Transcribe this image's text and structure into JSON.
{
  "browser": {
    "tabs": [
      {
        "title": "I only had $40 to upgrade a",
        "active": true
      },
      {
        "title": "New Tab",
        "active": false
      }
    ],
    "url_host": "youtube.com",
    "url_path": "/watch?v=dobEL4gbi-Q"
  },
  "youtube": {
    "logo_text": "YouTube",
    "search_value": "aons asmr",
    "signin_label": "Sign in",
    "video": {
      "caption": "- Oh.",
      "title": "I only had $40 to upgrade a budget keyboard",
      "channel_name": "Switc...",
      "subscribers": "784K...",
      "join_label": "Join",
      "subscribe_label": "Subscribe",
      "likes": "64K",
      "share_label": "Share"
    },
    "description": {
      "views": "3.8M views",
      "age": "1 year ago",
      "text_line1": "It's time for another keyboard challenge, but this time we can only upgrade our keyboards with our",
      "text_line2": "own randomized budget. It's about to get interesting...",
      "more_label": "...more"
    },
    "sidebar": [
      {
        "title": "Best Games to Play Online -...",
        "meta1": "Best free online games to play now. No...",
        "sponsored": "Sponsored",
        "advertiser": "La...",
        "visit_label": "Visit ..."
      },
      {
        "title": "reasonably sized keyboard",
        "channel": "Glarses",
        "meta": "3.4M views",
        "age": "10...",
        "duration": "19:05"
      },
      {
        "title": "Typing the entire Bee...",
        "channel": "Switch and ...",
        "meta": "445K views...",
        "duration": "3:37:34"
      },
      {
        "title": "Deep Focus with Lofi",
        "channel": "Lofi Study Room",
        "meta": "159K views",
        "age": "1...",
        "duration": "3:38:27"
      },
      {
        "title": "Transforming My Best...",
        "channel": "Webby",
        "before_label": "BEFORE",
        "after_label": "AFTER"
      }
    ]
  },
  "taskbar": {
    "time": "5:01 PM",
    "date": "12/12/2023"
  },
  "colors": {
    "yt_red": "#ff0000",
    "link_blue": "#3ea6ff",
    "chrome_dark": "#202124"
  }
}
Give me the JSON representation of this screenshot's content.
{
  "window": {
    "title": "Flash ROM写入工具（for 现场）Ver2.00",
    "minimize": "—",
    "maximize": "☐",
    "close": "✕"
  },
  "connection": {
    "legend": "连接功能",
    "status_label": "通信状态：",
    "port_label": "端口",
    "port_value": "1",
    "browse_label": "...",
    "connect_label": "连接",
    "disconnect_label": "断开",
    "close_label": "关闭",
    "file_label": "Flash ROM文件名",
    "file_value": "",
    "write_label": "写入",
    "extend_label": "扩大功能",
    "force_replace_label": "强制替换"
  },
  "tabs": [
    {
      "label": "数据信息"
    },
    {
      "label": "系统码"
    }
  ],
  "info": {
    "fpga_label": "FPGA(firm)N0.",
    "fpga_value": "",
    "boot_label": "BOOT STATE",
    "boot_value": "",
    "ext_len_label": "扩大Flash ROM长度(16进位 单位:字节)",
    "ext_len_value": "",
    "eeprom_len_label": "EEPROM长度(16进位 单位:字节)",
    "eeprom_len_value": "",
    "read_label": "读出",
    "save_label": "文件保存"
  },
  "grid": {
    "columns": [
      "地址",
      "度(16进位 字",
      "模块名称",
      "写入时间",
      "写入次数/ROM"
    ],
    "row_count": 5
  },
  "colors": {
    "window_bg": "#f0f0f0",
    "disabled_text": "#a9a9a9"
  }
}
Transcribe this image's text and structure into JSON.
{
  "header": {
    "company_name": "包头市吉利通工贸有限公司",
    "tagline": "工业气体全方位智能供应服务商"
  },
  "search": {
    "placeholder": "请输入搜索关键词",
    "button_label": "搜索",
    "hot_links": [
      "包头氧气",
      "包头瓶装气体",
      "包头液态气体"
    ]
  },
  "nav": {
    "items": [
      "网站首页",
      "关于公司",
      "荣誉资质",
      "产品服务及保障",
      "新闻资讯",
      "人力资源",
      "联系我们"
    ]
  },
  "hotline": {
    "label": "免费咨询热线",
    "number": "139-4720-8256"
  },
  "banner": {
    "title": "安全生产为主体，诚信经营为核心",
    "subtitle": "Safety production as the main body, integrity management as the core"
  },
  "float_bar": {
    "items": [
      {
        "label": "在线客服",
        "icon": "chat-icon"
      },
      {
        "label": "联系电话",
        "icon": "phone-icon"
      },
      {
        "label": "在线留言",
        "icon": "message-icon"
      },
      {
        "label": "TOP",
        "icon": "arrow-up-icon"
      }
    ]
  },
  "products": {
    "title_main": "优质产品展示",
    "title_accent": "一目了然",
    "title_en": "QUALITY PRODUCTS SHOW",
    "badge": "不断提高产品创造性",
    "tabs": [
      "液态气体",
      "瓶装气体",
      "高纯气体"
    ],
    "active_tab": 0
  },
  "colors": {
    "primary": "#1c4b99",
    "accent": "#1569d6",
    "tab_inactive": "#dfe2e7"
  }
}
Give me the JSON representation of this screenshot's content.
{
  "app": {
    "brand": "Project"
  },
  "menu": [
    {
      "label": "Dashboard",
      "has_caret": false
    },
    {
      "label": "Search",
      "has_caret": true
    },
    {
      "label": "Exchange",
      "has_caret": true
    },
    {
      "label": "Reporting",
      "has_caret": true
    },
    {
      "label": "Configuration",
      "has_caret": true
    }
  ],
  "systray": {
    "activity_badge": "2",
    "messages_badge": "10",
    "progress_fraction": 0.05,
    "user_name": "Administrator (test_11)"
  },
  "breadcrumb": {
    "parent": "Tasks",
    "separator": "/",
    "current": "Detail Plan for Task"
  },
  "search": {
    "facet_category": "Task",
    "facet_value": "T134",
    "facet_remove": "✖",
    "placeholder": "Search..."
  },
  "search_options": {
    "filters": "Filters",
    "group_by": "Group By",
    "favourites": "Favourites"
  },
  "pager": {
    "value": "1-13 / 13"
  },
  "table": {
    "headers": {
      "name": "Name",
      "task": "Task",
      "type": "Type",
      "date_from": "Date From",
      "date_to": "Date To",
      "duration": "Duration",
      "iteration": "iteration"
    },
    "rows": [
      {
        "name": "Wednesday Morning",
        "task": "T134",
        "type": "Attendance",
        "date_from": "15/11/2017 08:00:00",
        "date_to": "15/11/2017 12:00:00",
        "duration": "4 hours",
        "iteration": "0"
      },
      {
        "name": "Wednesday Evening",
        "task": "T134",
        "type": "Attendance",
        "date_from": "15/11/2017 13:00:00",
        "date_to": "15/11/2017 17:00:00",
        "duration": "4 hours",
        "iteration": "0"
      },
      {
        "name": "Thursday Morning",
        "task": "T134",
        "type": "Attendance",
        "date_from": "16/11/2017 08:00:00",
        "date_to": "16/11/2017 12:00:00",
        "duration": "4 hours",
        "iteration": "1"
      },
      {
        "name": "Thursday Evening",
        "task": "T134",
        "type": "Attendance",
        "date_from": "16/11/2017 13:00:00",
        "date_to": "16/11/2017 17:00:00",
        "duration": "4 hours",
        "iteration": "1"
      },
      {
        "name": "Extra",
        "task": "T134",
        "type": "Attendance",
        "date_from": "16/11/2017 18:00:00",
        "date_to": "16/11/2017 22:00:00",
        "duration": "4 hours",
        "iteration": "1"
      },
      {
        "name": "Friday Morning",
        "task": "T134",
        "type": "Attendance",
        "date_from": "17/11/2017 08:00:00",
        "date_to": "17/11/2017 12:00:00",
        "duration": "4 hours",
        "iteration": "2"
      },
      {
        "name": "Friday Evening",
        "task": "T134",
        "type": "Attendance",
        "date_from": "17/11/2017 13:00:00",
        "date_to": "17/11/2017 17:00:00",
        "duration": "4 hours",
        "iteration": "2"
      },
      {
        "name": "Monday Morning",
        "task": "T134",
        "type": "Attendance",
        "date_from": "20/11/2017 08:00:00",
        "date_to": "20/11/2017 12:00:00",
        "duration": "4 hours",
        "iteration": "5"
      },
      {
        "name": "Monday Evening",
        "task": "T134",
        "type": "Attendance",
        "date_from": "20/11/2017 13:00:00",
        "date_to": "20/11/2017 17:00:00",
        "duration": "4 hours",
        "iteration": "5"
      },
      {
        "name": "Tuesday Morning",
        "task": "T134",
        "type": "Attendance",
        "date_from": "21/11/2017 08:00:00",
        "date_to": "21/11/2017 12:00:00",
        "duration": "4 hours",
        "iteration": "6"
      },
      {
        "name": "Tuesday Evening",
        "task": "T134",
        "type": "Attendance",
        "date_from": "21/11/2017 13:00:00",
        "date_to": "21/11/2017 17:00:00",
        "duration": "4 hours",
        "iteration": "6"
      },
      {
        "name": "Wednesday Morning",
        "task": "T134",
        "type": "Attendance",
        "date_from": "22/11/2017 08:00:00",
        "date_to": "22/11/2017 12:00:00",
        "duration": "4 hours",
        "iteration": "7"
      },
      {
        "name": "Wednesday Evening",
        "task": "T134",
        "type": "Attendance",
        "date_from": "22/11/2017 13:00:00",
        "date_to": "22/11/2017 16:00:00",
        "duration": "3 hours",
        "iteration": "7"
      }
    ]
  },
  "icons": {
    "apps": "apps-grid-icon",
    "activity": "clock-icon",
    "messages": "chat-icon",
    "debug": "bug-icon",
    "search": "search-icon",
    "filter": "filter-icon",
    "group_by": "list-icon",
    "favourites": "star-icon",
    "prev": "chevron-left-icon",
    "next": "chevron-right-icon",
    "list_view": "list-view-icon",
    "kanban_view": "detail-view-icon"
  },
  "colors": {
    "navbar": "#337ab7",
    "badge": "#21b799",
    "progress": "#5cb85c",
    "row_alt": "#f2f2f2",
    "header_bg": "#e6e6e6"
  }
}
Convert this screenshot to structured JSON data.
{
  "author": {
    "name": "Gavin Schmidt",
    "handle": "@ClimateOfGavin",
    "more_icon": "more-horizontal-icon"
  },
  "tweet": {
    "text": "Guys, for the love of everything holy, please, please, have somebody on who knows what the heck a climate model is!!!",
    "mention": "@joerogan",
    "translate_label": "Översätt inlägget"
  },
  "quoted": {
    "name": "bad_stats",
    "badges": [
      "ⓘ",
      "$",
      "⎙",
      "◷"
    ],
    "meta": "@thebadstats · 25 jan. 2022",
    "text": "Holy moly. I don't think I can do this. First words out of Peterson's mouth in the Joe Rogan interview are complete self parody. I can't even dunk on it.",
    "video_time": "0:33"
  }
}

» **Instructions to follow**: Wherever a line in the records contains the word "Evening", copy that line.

» **Response**:
        "name": "Wednesday Evening",
        "name": "Thursday Evening",
        "name": "Friday Evening",
        "name": "Monday Evening",
        "name": "Tuesday Evening",
        "name": "Wednesday Evening",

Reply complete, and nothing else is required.